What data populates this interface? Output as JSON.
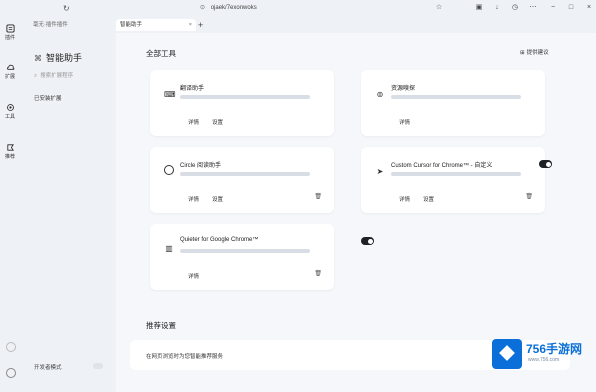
{
  "browser": {
    "address": "ojaek/7exonwoks",
    "tabs": [
      {
        "label": "毫无·插件插件",
        "active": false
      },
      {
        "label": "智能助手",
        "active": true
      }
    ],
    "newtab": "+"
  },
  "rail": {
    "items": [
      {
        "label": "插件",
        "icon": "puzzle-icon"
      },
      {
        "label": "扩展",
        "icon": "cloud-icon"
      },
      {
        "label": "工具",
        "icon": "gear-icon"
      },
      {
        "label": "推荐",
        "icon": "flag-icon"
      }
    ]
  },
  "sidebar": {
    "title": "智能助手",
    "search_placeholder": "搜索扩展程序",
    "selected_item": "已安装扩展",
    "footer": "开发者模式"
  },
  "main": {
    "section_title": "全部工具",
    "feedback_link": "提供建议",
    "cards": [
      {
        "title": "翻译助手",
        "action1": "详情",
        "action2": "设置",
        "icon": "translate-icon",
        "enabled": true,
        "has_trash": false
      },
      {
        "title": "资源嗅探",
        "action1": "详情",
        "action2": "",
        "icon": "broadcast-icon",
        "enabled": false,
        "has_trash": false
      },
      {
        "title": "Circle 阅读助手",
        "action1": "详情",
        "action2": "设置",
        "icon": "circle-icon",
        "enabled": true,
        "has_trash": true
      },
      {
        "title": "Custom Cursor for Chrome™ - 自定义",
        "action1": "详情",
        "action2": "设置",
        "icon": "cursor-icon",
        "enabled": true,
        "has_trash": true
      },
      {
        "title": "Quieter for Google Chrome™",
        "action1": "详情",
        "action2": "",
        "icon": "window-icon",
        "enabled": true,
        "has_trash": true
      }
    ],
    "recommend_title": "推荐设置",
    "recommend_text": "在网页浏览时为您智能推荐服务"
  },
  "watermark": {
    "brand": "756手游网",
    "sub": "www.756.com"
  }
}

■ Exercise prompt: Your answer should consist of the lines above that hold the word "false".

■ Problem solution:
        "active": false
        "has_trash": false
        "enabled": false,
        "has_trash": false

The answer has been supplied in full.